On the cover of Grace Jones’ Nightclubbing, the new wave, post-punk, dub pop artist isn’t made-up. No, she’s covered, totally painted in dark blue metallic paint, a blue-black island sheen that echoes her Armani jacket. It was that image – and, more importantly, that decision to paint Grace, to cover her up and create a new, hyper-signification of race as this absurd, mythic ideal – that led me to pick this cover as a Halloween costume. I was in undergrad, just having transferred to an art school with a wild Halloween reputation. “This,” I thought, “ought to make an impression.” And so began an annual series of appearances as Ms. Jones.

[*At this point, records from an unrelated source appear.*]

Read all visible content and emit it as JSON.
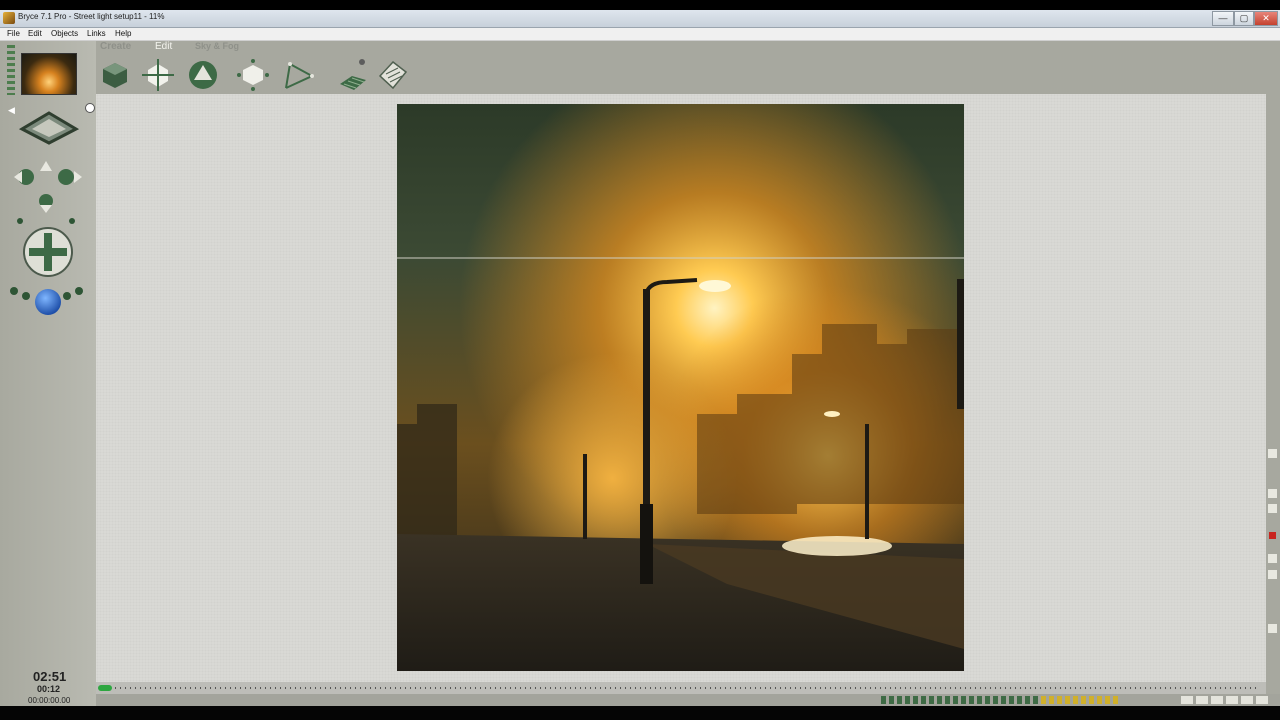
{
  "window": {
    "title": "Bryce 7.1  Pro - Street light setup11 - 11%",
    "controls": {
      "minimize": "—",
      "maximize": "▢",
      "close": "✕"
    }
  },
  "menu": [
    "File",
    "Edit",
    "Objects",
    "Links",
    "Help"
  ],
  "palette_tabs": {
    "create": "Create",
    "edit": "Edit",
    "sky": "Sky & Fog"
  },
  "tools": [
    "cube-tool-icon",
    "light-tool-icon",
    "sphere-tool-icon",
    "object-tool-icon",
    "path-tool-icon",
    "terrain-tool-icon",
    "material-tool-icon"
  ],
  "colors": {
    "panel_bg": "#a7a89f",
    "canvas_bg": "#d9d9d5",
    "accent_blue": "#2f6fd0",
    "accent_green": "#3e6b45",
    "timeline_progress": "#2da640"
  },
  "timers": {
    "elapsed": "02:51",
    "remaining": "00:12",
    "frame_time": "00:00:00.00"
  },
  "timeline": {
    "progress_fraction": 0.01
  }
}
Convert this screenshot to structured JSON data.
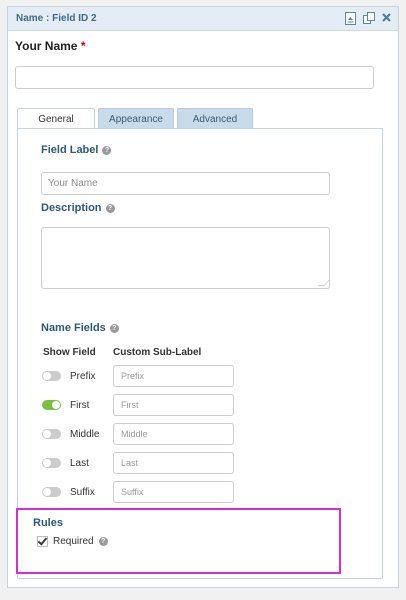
{
  "panel": {
    "title": "Name : Field ID 2"
  },
  "field": {
    "label": "Your Name",
    "required_marker": "*"
  },
  "tabs": [
    {
      "label": "General"
    },
    {
      "label": "Appearance"
    },
    {
      "label": "Advanced"
    }
  ],
  "general": {
    "field_label": {
      "label": "Field Label",
      "value": "Your Name"
    },
    "description": {
      "label": "Description",
      "value": ""
    },
    "name_fields": {
      "label": "Name Fields",
      "col_show": "Show Field",
      "col_sublabel": "Custom Sub-Label",
      "rows": [
        {
          "label": "Prefix",
          "enabled": false,
          "placeholder": "Prefix"
        },
        {
          "label": "First",
          "enabled": true,
          "placeholder": "First"
        },
        {
          "label": "Middle",
          "enabled": false,
          "placeholder": "Middle"
        },
        {
          "label": "Last",
          "enabled": false,
          "placeholder": "Last"
        },
        {
          "label": "Suffix",
          "enabled": false,
          "placeholder": "Suffix"
        }
      ]
    }
  },
  "rules": {
    "title": "Rules",
    "required_label": "Required",
    "required_checked": true
  },
  "icons": {
    "help": "help-icon",
    "collapse": "collapse-icon",
    "duplicate": "duplicate-icon",
    "delete": "close-icon"
  },
  "colors": {
    "accent": "#2d5878",
    "toggle_on": "#7ac143",
    "highlight": "#d12fd1"
  }
}
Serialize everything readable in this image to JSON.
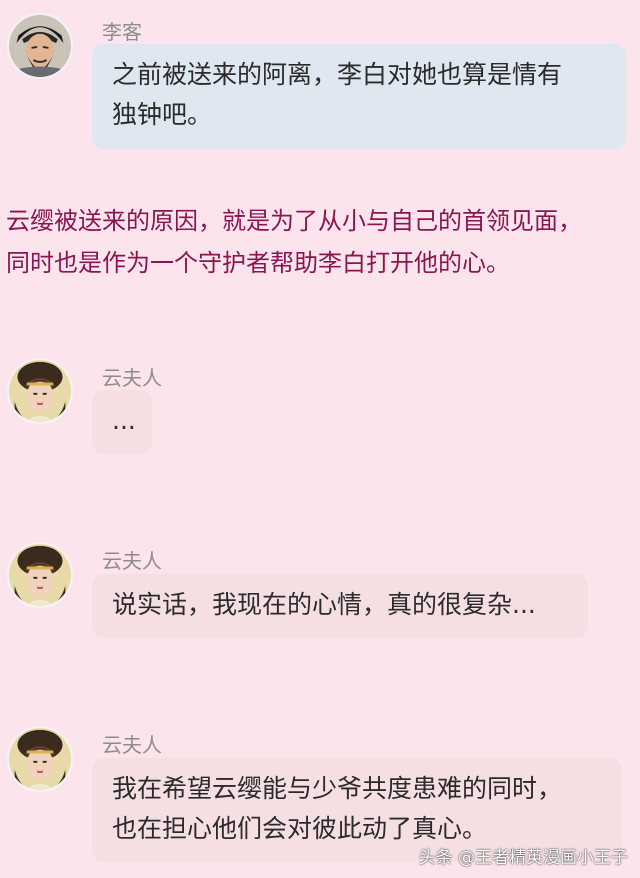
{
  "messages": [
    {
      "sender": "李客",
      "lines": [
        "之前被送来的阿离，李白对她也算是情有",
        "独钟吧。"
      ]
    },
    {
      "sender": "云夫人",
      "lines": [
        "..."
      ]
    },
    {
      "sender": "云夫人",
      "lines": [
        "说实话，我现在的心情，真的很复杂..."
      ]
    },
    {
      "sender": "云夫人",
      "lines": [
        "我在希望云缨能与少爷共度患难的同时，",
        "也在担心他们会对彼此动了真心。"
      ]
    }
  ],
  "narration": {
    "line1": "云缨被送来的原因，就是为了从小与自己的首领见面，",
    "line2": "同时也是作为一个守护者帮助李白打开他的心。"
  },
  "watermark": "头条 @王者精英漫画小王子",
  "colors": {
    "background": "#fce4ec",
    "bubble_blue": "#dfe7f0",
    "bubble_pink": "#f5dfe3",
    "narration_text": "#8a1552",
    "sender_text": "#8d8d8d"
  }
}
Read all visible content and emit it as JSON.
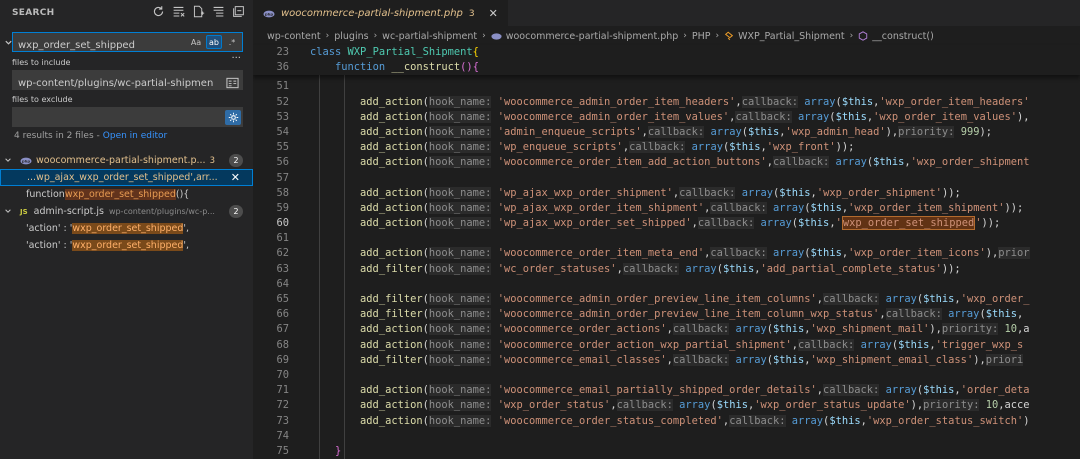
{
  "sidebar": {
    "title": "SEARCH",
    "header_icons": [
      "refresh-icon",
      "clear-results-icon",
      "new-search-editor-icon",
      "view-as-tree-icon",
      "collapse-all-icon"
    ],
    "search_value": "wxp_order_set_shipped",
    "options": {
      "match_case": "Aa",
      "whole_word": "ab",
      "regex": ".*"
    },
    "more": "···",
    "files_to_include_label": "files to include",
    "files_to_include_value": "wp-content/plugins/wc-partial-shipment",
    "files_to_exclude_label": "files to exclude",
    "files_to_exclude_value": "",
    "results_summary": "4 results in 2 files -",
    "open_in_editor": "Open in editor",
    "files": [
      {
        "name": "woocommerce-partial-shipment.p...",
        "mod_count": "3",
        "badge": "2",
        "matches": [
          {
            "pre": "...wp_ajax_",
            "hl": "wxp_order_set_shipped",
            "post": "',arr..."
          },
          {
            "pre": "function ",
            "hl": "wxp_order_set_shipped",
            "post": "(){"
          }
        ]
      },
      {
        "type": "JS",
        "name": "admin-script.js",
        "path": "wp-content/plugins/wc-p...",
        "badge": "2",
        "matches": [
          {
            "pre": "'action' : '",
            "hl": "wxp_order_set_shipped",
            "post": "',"
          },
          {
            "pre": "'action' : '",
            "hl": "wxp_order_set_shipped",
            "post": "',"
          }
        ]
      }
    ]
  },
  "editor": {
    "tab": {
      "name": "woocommerce-partial-shipment.php",
      "count": "3"
    },
    "breadcrumb": [
      "wp-content",
      "plugins",
      "wc-partial-shipment",
      "woocommerce-partial-shipment.php",
      "PHP",
      "WXP_Partial_Shipment",
      "__construct()"
    ],
    "current_line": "60"
  },
  "colors": {
    "accent": "#007fd4",
    "modified": "#e2c08d",
    "match_bg": "#613214"
  }
}
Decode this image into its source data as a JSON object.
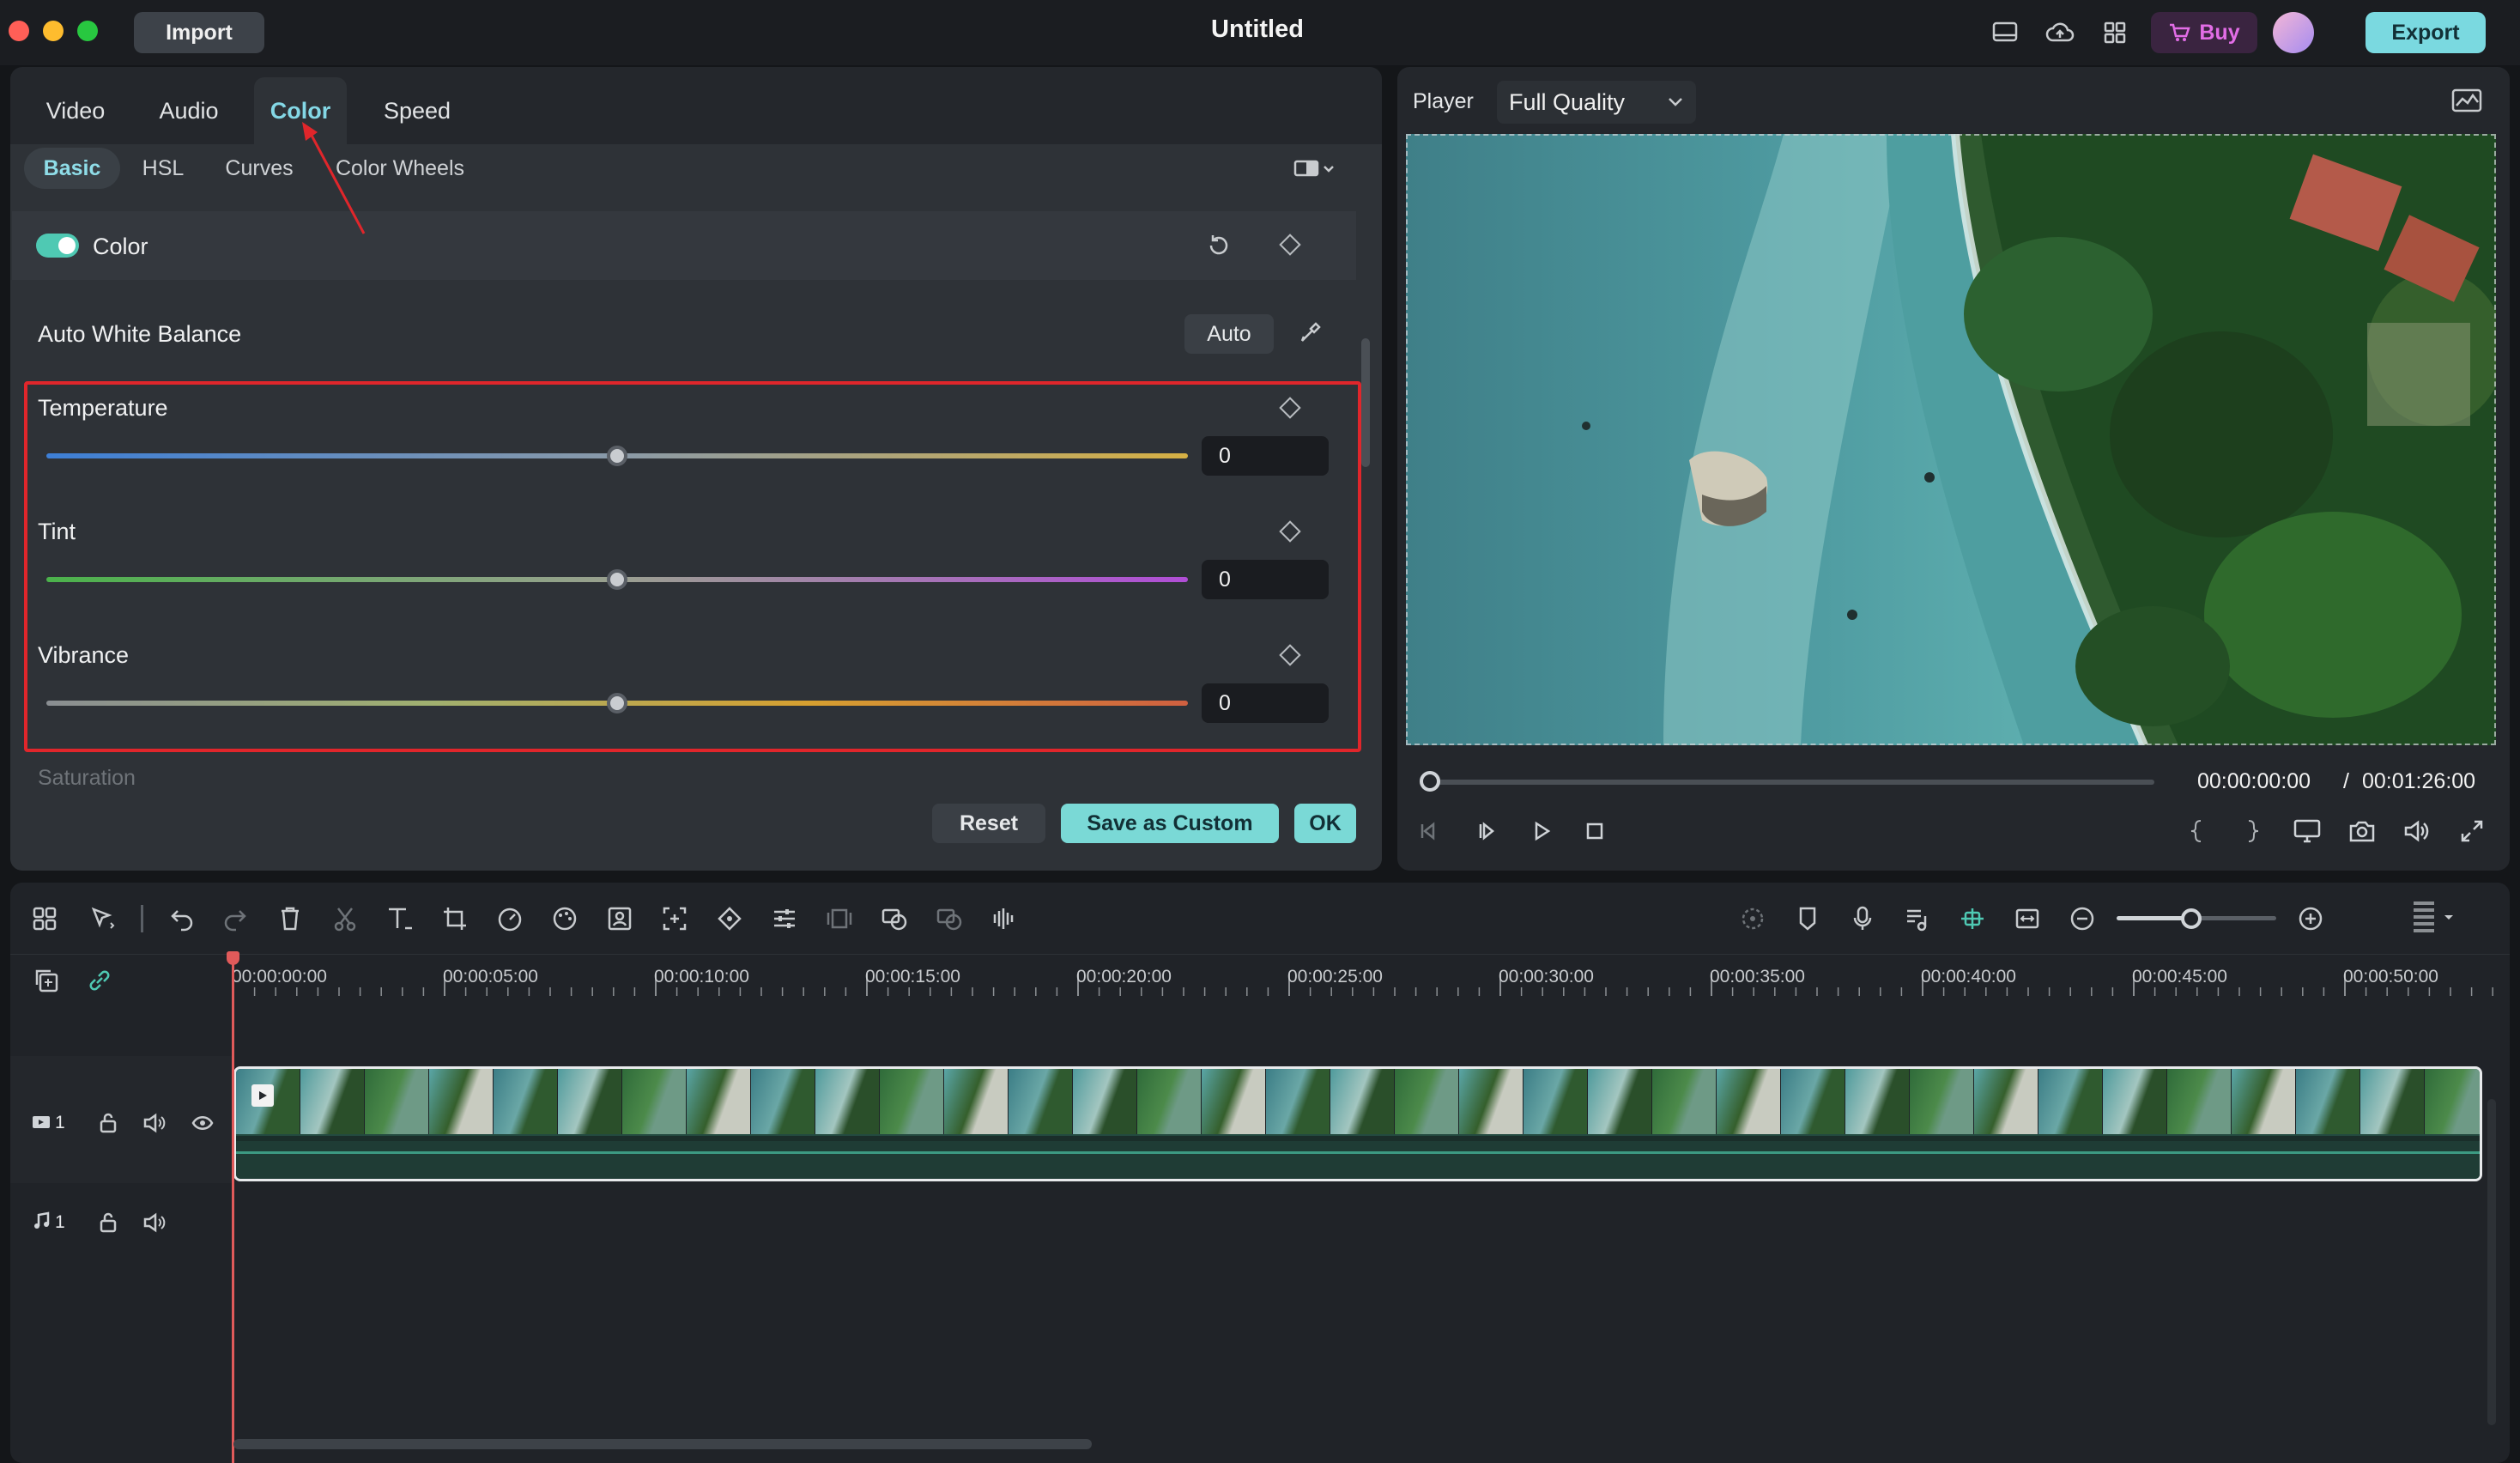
{
  "window": {
    "title": "Untitled",
    "import_label": "Import",
    "buy_label": "Buy",
    "export_label": "Export"
  },
  "titlebar_icons": [
    "layout-icon",
    "cloud-upload-icon",
    "grid-apps-icon"
  ],
  "colors": {
    "accent": "#7ad9e0",
    "active_tab": "#84d8e6",
    "annotation_red": "#e0262b",
    "track_green": "#2f7f6a",
    "playhead": "#e05a5a"
  },
  "editor": {
    "tabs": [
      "Video",
      "Audio",
      "Color",
      "Speed"
    ],
    "active_tab": "Color",
    "subtabs": [
      "Basic",
      "HSL",
      "Curves",
      "Color Wheels"
    ],
    "active_subtab": "Basic",
    "color_toggle": {
      "label": "Color",
      "on": true
    },
    "auto_white_balance": {
      "label": "Auto White Balance",
      "button": "Auto"
    },
    "sliders": [
      {
        "label": "Temperature",
        "value": "0",
        "position": 0.5
      },
      {
        "label": "Tint",
        "value": "0",
        "position": 0.5
      },
      {
        "label": "Vibrance",
        "value": "0",
        "position": 0.5
      }
    ],
    "cut_off_label": "Saturation",
    "buttons": {
      "reset": "Reset",
      "save_custom": "Save as Custom",
      "ok": "OK"
    }
  },
  "player": {
    "label": "Player",
    "quality": "Full Quality",
    "current_time": "00:00:00:00",
    "separator": "/",
    "total_time": "00:01:26:00",
    "progress": 0
  },
  "timeline": {
    "ruler": [
      "00:00:00:00",
      "00:00:05:00",
      "00:00:10:00",
      "00:00:15:00",
      "00:00:20:00",
      "00:00:25:00",
      "00:00:30:00",
      "00:00:35:00",
      "00:00:40:00",
      "00:00:45:00",
      "00:00:50:00"
    ],
    "video_track": {
      "number": "1"
    },
    "audio_track": {
      "number": "1"
    },
    "zoom_level": 0.47
  }
}
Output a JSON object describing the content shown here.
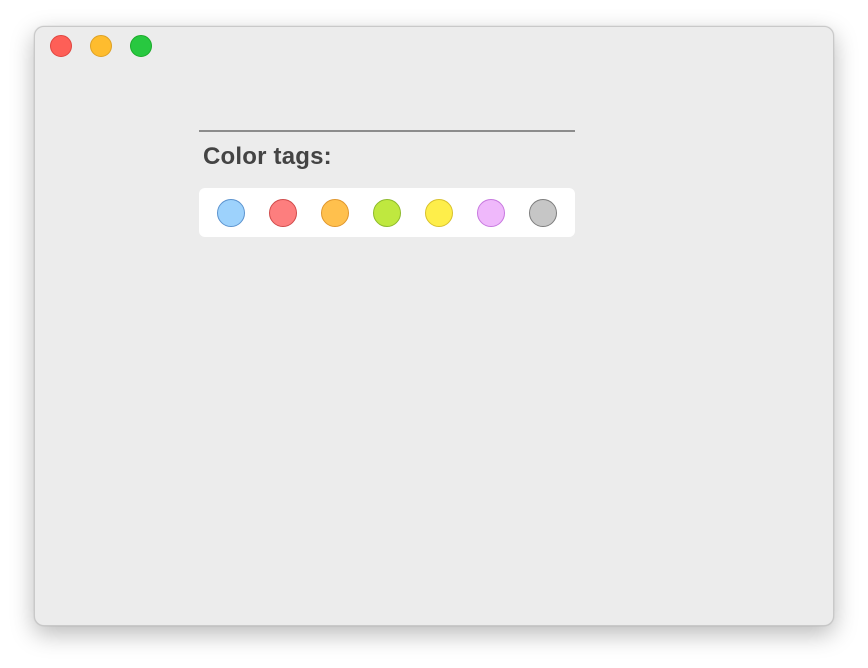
{
  "window": {
    "controls": [
      {
        "name": "close",
        "color": "#fe5f57"
      },
      {
        "name": "minimize",
        "color": "#febc2e"
      },
      {
        "name": "zoom",
        "color": "#28c840"
      }
    ]
  },
  "section": {
    "title": "Color tags:"
  },
  "color_tags": [
    {
      "name": "blue",
      "fill": "#9dd2fc",
      "border": "#5b93cf"
    },
    {
      "name": "red",
      "fill": "#fd7e7e",
      "border": "#d04a4a"
    },
    {
      "name": "orange",
      "fill": "#ffc04d",
      "border": "#e0962c"
    },
    {
      "name": "green",
      "fill": "#bfe83f",
      "border": "#8dba2a"
    },
    {
      "name": "yellow",
      "fill": "#feee4a",
      "border": "#d8c12b"
    },
    {
      "name": "purple",
      "fill": "#efb8fb",
      "border": "#c778df"
    },
    {
      "name": "gray",
      "fill": "#c6c6c6",
      "border": "#7d7d7d"
    }
  ]
}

Grace has been to school parties, in parades and under fashion tents, she’s been to London, LA, New York. Being Grace Jones makes a fun system, come Halloween: the question being not, “what will I be this year,” but “which Grace…?” Often, people object. It’s crass, racist, inappropriate. But they’re missing the point, which is not to use blackface to emulate Grace’s dark skin, but to over-extend it, so that it becomes something else, entirely. Watch the One Man Show video, look at her, in whiteface in Vamp or on the cover of Paper, trace her collaboration with stylist/photographer/ex-husband/baby-daddy Jean Paul Goude. During the (aptly named) Island years of her recording career (1980 – 82), Grace Jones constructed her defiant image by parodying racial stereotypes, sending them up by performing in cages, in masks, with tom toms. I like to tell people that parading as Ms. Jones is a continuation of this aesthetic critique. Some permutation of a parodic pop politic. And it’s awful fun – the costumes, the shock on peoples’ faces, the id that is Ms. Jones. I always talk about Grace in third person, a complete persona that I just slide into. She gets away with things I wouldn’t ordinarily do. But she always turns it out.